**WHAT IS NEEDED**
Leave the pictures out and print every record below exactly as it stands.

EXERCISE DATA Start Marker

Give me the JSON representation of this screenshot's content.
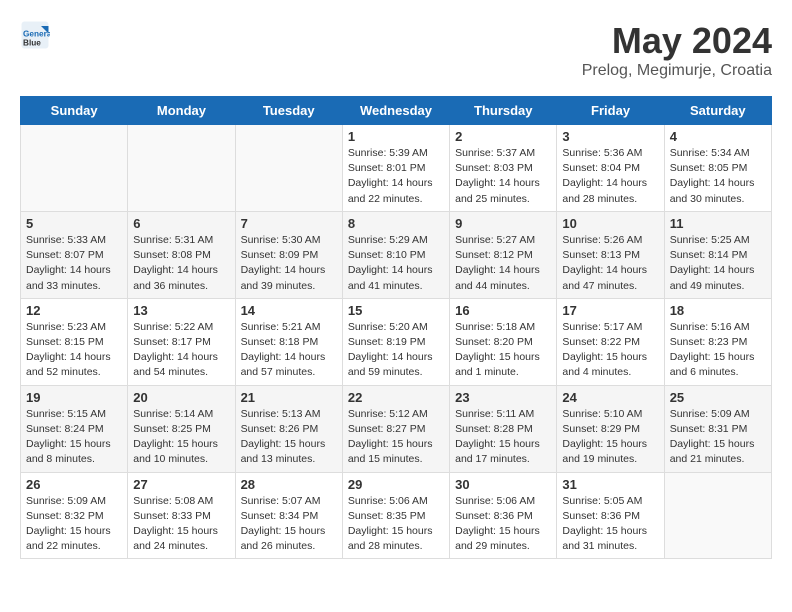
{
  "header": {
    "logo_line1": "General",
    "logo_line2": "Blue",
    "month_title": "May 2024",
    "location": "Prelog, Megimurje, Croatia"
  },
  "weekdays": [
    "Sunday",
    "Monday",
    "Tuesday",
    "Wednesday",
    "Thursday",
    "Friday",
    "Saturday"
  ],
  "weeks": [
    [
      {
        "day": "",
        "info": ""
      },
      {
        "day": "",
        "info": ""
      },
      {
        "day": "",
        "info": ""
      },
      {
        "day": "1",
        "info": "Sunrise: 5:39 AM\nSunset: 8:01 PM\nDaylight: 14 hours\nand 22 minutes."
      },
      {
        "day": "2",
        "info": "Sunrise: 5:37 AM\nSunset: 8:03 PM\nDaylight: 14 hours\nand 25 minutes."
      },
      {
        "day": "3",
        "info": "Sunrise: 5:36 AM\nSunset: 8:04 PM\nDaylight: 14 hours\nand 28 minutes."
      },
      {
        "day": "4",
        "info": "Sunrise: 5:34 AM\nSunset: 8:05 PM\nDaylight: 14 hours\nand 30 minutes."
      }
    ],
    [
      {
        "day": "5",
        "info": "Sunrise: 5:33 AM\nSunset: 8:07 PM\nDaylight: 14 hours\nand 33 minutes."
      },
      {
        "day": "6",
        "info": "Sunrise: 5:31 AM\nSunset: 8:08 PM\nDaylight: 14 hours\nand 36 minutes."
      },
      {
        "day": "7",
        "info": "Sunrise: 5:30 AM\nSunset: 8:09 PM\nDaylight: 14 hours\nand 39 minutes."
      },
      {
        "day": "8",
        "info": "Sunrise: 5:29 AM\nSunset: 8:10 PM\nDaylight: 14 hours\nand 41 minutes."
      },
      {
        "day": "9",
        "info": "Sunrise: 5:27 AM\nSunset: 8:12 PM\nDaylight: 14 hours\nand 44 minutes."
      },
      {
        "day": "10",
        "info": "Sunrise: 5:26 AM\nSunset: 8:13 PM\nDaylight: 14 hours\nand 47 minutes."
      },
      {
        "day": "11",
        "info": "Sunrise: 5:25 AM\nSunset: 8:14 PM\nDaylight: 14 hours\nand 49 minutes."
      }
    ],
    [
      {
        "day": "12",
        "info": "Sunrise: 5:23 AM\nSunset: 8:15 PM\nDaylight: 14 hours\nand 52 minutes."
      },
      {
        "day": "13",
        "info": "Sunrise: 5:22 AM\nSunset: 8:17 PM\nDaylight: 14 hours\nand 54 minutes."
      },
      {
        "day": "14",
        "info": "Sunrise: 5:21 AM\nSunset: 8:18 PM\nDaylight: 14 hours\nand 57 minutes."
      },
      {
        "day": "15",
        "info": "Sunrise: 5:20 AM\nSunset: 8:19 PM\nDaylight: 14 hours\nand 59 minutes."
      },
      {
        "day": "16",
        "info": "Sunrise: 5:18 AM\nSunset: 8:20 PM\nDaylight: 15 hours\nand 1 minute."
      },
      {
        "day": "17",
        "info": "Sunrise: 5:17 AM\nSunset: 8:22 PM\nDaylight: 15 hours\nand 4 minutes."
      },
      {
        "day": "18",
        "info": "Sunrise: 5:16 AM\nSunset: 8:23 PM\nDaylight: 15 hours\nand 6 minutes."
      }
    ],
    [
      {
        "day": "19",
        "info": "Sunrise: 5:15 AM\nSunset: 8:24 PM\nDaylight: 15 hours\nand 8 minutes."
      },
      {
        "day": "20",
        "info": "Sunrise: 5:14 AM\nSunset: 8:25 PM\nDaylight: 15 hours\nand 10 minutes."
      },
      {
        "day": "21",
        "info": "Sunrise: 5:13 AM\nSunset: 8:26 PM\nDaylight: 15 hours\nand 13 minutes."
      },
      {
        "day": "22",
        "info": "Sunrise: 5:12 AM\nSunset: 8:27 PM\nDaylight: 15 hours\nand 15 minutes."
      },
      {
        "day": "23",
        "info": "Sunrise: 5:11 AM\nSunset: 8:28 PM\nDaylight: 15 hours\nand 17 minutes."
      },
      {
        "day": "24",
        "info": "Sunrise: 5:10 AM\nSunset: 8:29 PM\nDaylight: 15 hours\nand 19 minutes."
      },
      {
        "day": "25",
        "info": "Sunrise: 5:09 AM\nSunset: 8:31 PM\nDaylight: 15 hours\nand 21 minutes."
      }
    ],
    [
      {
        "day": "26",
        "info": "Sunrise: 5:09 AM\nSunset: 8:32 PM\nDaylight: 15 hours\nand 22 minutes."
      },
      {
        "day": "27",
        "info": "Sunrise: 5:08 AM\nSunset: 8:33 PM\nDaylight: 15 hours\nand 24 minutes."
      },
      {
        "day": "28",
        "info": "Sunrise: 5:07 AM\nSunset: 8:34 PM\nDaylight: 15 hours\nand 26 minutes."
      },
      {
        "day": "29",
        "info": "Sunrise: 5:06 AM\nSunset: 8:35 PM\nDaylight: 15 hours\nand 28 minutes."
      },
      {
        "day": "30",
        "info": "Sunrise: 5:06 AM\nSunset: 8:36 PM\nDaylight: 15 hours\nand 29 minutes."
      },
      {
        "day": "31",
        "info": "Sunrise: 5:05 AM\nSunset: 8:36 PM\nDaylight: 15 hours\nand 31 minutes."
      },
      {
        "day": "",
        "info": ""
      }
    ]
  ]
}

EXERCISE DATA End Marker

**EXERCISE SOLUTION**
Give me the JSON representation of this screenshot's content.
{
  "header": {
    "logo_line1": "General",
    "logo_line2": "Blue",
    "month_title": "May 2024",
    "location": "Prelog, Megimurje, Croatia"
  },
  "weekdays": [
    "Sunday",
    "Monday",
    "Tuesday",
    "Wednesday",
    "Thursday",
    "Friday",
    "Saturday"
  ],
  "weeks": [
    [
      {
        "day": "",
        "info": ""
      },
      {
        "day": "",
        "info": ""
      },
      {
        "day": "",
        "info": ""
      },
      {
        "day": "1",
        "info": "Sunrise: 5:39 AM\nSunset: 8:01 PM\nDaylight: 14 hours\nand 22 minutes."
      },
      {
        "day": "2",
        "info": "Sunrise: 5:37 AM\nSunset: 8:03 PM\nDaylight: 14 hours\nand 25 minutes."
      },
      {
        "day": "3",
        "info": "Sunrise: 5:36 AM\nSunset: 8:04 PM\nDaylight: 14 hours\nand 28 minutes."
      },
      {
        "day": "4",
        "info": "Sunrise: 5:34 AM\nSunset: 8:05 PM\nDaylight: 14 hours\nand 30 minutes."
      }
    ],
    [
      {
        "day": "5",
        "info": "Sunrise: 5:33 AM\nSunset: 8:07 PM\nDaylight: 14 hours\nand 33 minutes."
      },
      {
        "day": "6",
        "info": "Sunrise: 5:31 AM\nSunset: 8:08 PM\nDaylight: 14 hours\nand 36 minutes."
      },
      {
        "day": "7",
        "info": "Sunrise: 5:30 AM\nSunset: 8:09 PM\nDaylight: 14 hours\nand 39 minutes."
      },
      {
        "day": "8",
        "info": "Sunrise: 5:29 AM\nSunset: 8:10 PM\nDaylight: 14 hours\nand 41 minutes."
      },
      {
        "day": "9",
        "info": "Sunrise: 5:27 AM\nSunset: 8:12 PM\nDaylight: 14 hours\nand 44 minutes."
      },
      {
        "day": "10",
        "info": "Sunrise: 5:26 AM\nSunset: 8:13 PM\nDaylight: 14 hours\nand 47 minutes."
      },
      {
        "day": "11",
        "info": "Sunrise: 5:25 AM\nSunset: 8:14 PM\nDaylight: 14 hours\nand 49 minutes."
      }
    ],
    [
      {
        "day": "12",
        "info": "Sunrise: 5:23 AM\nSunset: 8:15 PM\nDaylight: 14 hours\nand 52 minutes."
      },
      {
        "day": "13",
        "info": "Sunrise: 5:22 AM\nSunset: 8:17 PM\nDaylight: 14 hours\nand 54 minutes."
      },
      {
        "day": "14",
        "info": "Sunrise: 5:21 AM\nSunset: 8:18 PM\nDaylight: 14 hours\nand 57 minutes."
      },
      {
        "day": "15",
        "info": "Sunrise: 5:20 AM\nSunset: 8:19 PM\nDaylight: 14 hours\nand 59 minutes."
      },
      {
        "day": "16",
        "info": "Sunrise: 5:18 AM\nSunset: 8:20 PM\nDaylight: 15 hours\nand 1 minute."
      },
      {
        "day": "17",
        "info": "Sunrise: 5:17 AM\nSunset: 8:22 PM\nDaylight: 15 hours\nand 4 minutes."
      },
      {
        "day": "18",
        "info": "Sunrise: 5:16 AM\nSunset: 8:23 PM\nDaylight: 15 hours\nand 6 minutes."
      }
    ],
    [
      {
        "day": "19",
        "info": "Sunrise: 5:15 AM\nSunset: 8:24 PM\nDaylight: 15 hours\nand 8 minutes."
      },
      {
        "day": "20",
        "info": "Sunrise: 5:14 AM\nSunset: 8:25 PM\nDaylight: 15 hours\nand 10 minutes."
      },
      {
        "day": "21",
        "info": "Sunrise: 5:13 AM\nSunset: 8:26 PM\nDaylight: 15 hours\nand 13 minutes."
      },
      {
        "day": "22",
        "info": "Sunrise: 5:12 AM\nSunset: 8:27 PM\nDaylight: 15 hours\nand 15 minutes."
      },
      {
        "day": "23",
        "info": "Sunrise: 5:11 AM\nSunset: 8:28 PM\nDaylight: 15 hours\nand 17 minutes."
      },
      {
        "day": "24",
        "info": "Sunrise: 5:10 AM\nSunset: 8:29 PM\nDaylight: 15 hours\nand 19 minutes."
      },
      {
        "day": "25",
        "info": "Sunrise: 5:09 AM\nSunset: 8:31 PM\nDaylight: 15 hours\nand 21 minutes."
      }
    ],
    [
      {
        "day": "26",
        "info": "Sunrise: 5:09 AM\nSunset: 8:32 PM\nDaylight: 15 hours\nand 22 minutes."
      },
      {
        "day": "27",
        "info": "Sunrise: 5:08 AM\nSunset: 8:33 PM\nDaylight: 15 hours\nand 24 minutes."
      },
      {
        "day": "28",
        "info": "Sunrise: 5:07 AM\nSunset: 8:34 PM\nDaylight: 15 hours\nand 26 minutes."
      },
      {
        "day": "29",
        "info": "Sunrise: 5:06 AM\nSunset: 8:35 PM\nDaylight: 15 hours\nand 28 minutes."
      },
      {
        "day": "30",
        "info": "Sunrise: 5:06 AM\nSunset: 8:36 PM\nDaylight: 15 hours\nand 29 minutes."
      },
      {
        "day": "31",
        "info": "Sunrise: 5:05 AM\nSunset: 8:36 PM\nDaylight: 15 hours\nand 31 minutes."
      },
      {
        "day": "",
        "info": ""
      }
    ]
  ]
}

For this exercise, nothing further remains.